--- MATERIAL PROVIDED ---
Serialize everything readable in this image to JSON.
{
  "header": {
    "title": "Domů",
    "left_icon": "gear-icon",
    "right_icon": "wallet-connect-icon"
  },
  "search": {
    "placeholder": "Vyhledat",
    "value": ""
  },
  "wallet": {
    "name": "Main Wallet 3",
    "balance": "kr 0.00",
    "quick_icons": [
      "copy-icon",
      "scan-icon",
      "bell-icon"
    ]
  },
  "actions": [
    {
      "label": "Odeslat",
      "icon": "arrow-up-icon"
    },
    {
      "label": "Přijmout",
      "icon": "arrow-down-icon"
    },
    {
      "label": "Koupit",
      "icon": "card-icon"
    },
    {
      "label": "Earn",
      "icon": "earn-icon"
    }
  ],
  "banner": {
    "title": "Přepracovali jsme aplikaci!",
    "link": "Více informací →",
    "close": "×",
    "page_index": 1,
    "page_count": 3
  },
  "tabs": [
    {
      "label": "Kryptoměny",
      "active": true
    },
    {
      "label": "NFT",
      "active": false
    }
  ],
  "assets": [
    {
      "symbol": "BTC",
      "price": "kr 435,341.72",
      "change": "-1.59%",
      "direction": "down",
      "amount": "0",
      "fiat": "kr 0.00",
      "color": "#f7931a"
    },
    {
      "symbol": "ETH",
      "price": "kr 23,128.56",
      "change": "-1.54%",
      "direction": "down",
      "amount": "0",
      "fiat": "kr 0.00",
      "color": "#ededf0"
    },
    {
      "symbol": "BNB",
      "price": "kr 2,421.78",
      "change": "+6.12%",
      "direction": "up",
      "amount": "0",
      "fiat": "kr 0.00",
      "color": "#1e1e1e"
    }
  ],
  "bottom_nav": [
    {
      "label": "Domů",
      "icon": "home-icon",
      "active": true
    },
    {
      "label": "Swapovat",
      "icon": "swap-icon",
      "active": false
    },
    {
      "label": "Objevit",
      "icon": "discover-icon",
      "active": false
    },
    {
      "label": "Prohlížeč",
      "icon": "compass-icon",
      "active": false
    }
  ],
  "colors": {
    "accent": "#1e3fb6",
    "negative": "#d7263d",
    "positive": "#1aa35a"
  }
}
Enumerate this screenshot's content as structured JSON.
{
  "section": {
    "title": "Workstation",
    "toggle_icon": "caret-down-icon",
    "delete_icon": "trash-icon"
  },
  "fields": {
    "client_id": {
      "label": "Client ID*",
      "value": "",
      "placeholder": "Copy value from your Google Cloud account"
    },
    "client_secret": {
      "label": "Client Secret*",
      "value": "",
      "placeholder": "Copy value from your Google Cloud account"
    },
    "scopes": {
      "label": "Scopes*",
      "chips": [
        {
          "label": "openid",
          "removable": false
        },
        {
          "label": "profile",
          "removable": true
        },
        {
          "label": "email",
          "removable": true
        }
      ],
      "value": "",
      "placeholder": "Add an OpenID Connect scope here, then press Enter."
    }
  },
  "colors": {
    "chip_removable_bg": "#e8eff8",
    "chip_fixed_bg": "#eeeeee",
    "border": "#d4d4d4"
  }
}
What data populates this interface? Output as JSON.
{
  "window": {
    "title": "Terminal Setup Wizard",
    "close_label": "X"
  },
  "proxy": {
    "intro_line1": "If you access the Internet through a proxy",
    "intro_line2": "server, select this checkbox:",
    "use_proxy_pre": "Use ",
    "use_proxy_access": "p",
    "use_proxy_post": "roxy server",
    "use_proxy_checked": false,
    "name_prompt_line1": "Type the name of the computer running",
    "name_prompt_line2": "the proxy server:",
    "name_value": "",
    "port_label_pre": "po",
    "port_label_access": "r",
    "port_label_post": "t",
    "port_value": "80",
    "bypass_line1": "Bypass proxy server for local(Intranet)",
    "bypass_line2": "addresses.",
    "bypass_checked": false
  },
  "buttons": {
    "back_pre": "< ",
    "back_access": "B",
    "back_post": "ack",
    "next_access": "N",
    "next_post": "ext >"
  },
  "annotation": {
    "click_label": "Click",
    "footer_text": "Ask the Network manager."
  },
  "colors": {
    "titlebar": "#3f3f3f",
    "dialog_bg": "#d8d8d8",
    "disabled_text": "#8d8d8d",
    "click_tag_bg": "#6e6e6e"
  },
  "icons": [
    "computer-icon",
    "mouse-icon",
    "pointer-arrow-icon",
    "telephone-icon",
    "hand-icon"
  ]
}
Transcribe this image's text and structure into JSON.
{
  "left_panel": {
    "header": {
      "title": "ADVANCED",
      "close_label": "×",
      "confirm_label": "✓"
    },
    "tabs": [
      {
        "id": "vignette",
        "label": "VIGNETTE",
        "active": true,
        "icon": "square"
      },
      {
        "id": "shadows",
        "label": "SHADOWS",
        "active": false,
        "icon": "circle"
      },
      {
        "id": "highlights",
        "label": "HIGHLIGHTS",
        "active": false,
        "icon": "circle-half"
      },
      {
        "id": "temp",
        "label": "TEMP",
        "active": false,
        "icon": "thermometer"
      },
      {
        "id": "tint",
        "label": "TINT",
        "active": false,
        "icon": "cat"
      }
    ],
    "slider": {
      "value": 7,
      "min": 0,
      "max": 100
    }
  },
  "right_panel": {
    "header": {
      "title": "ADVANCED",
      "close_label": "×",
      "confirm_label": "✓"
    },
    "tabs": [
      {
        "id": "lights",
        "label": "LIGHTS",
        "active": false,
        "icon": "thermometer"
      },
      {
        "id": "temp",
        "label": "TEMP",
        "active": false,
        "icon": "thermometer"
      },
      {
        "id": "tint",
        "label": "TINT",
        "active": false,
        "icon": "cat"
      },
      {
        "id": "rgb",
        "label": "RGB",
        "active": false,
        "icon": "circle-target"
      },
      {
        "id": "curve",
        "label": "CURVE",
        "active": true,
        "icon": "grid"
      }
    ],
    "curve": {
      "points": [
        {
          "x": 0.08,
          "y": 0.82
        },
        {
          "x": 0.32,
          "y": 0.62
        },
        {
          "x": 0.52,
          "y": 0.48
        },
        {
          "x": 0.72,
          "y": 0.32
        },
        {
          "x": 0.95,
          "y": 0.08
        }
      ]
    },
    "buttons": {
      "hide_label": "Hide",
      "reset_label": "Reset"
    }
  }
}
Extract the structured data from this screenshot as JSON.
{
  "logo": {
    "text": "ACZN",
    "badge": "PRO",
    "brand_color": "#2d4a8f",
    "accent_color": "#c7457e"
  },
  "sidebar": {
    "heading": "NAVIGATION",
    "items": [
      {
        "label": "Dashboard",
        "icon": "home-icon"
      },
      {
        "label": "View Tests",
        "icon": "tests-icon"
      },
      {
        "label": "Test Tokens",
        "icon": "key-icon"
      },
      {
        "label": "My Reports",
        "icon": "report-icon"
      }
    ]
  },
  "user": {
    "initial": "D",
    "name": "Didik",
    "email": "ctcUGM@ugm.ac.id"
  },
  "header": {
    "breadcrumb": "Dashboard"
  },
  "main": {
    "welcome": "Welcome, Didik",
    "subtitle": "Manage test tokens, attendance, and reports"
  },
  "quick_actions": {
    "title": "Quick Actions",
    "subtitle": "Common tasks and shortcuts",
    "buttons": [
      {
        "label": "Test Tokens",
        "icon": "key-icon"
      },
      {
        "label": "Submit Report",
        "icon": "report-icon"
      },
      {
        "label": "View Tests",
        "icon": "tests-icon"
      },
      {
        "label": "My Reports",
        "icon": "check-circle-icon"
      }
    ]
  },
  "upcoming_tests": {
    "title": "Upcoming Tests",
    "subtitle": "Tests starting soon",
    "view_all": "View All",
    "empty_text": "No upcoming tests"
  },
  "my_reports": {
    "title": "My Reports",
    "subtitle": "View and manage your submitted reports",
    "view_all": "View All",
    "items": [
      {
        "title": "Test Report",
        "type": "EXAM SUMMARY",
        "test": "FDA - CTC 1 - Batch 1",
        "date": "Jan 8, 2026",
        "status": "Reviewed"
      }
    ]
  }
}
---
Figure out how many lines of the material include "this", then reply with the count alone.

YOUR SOLUTION
6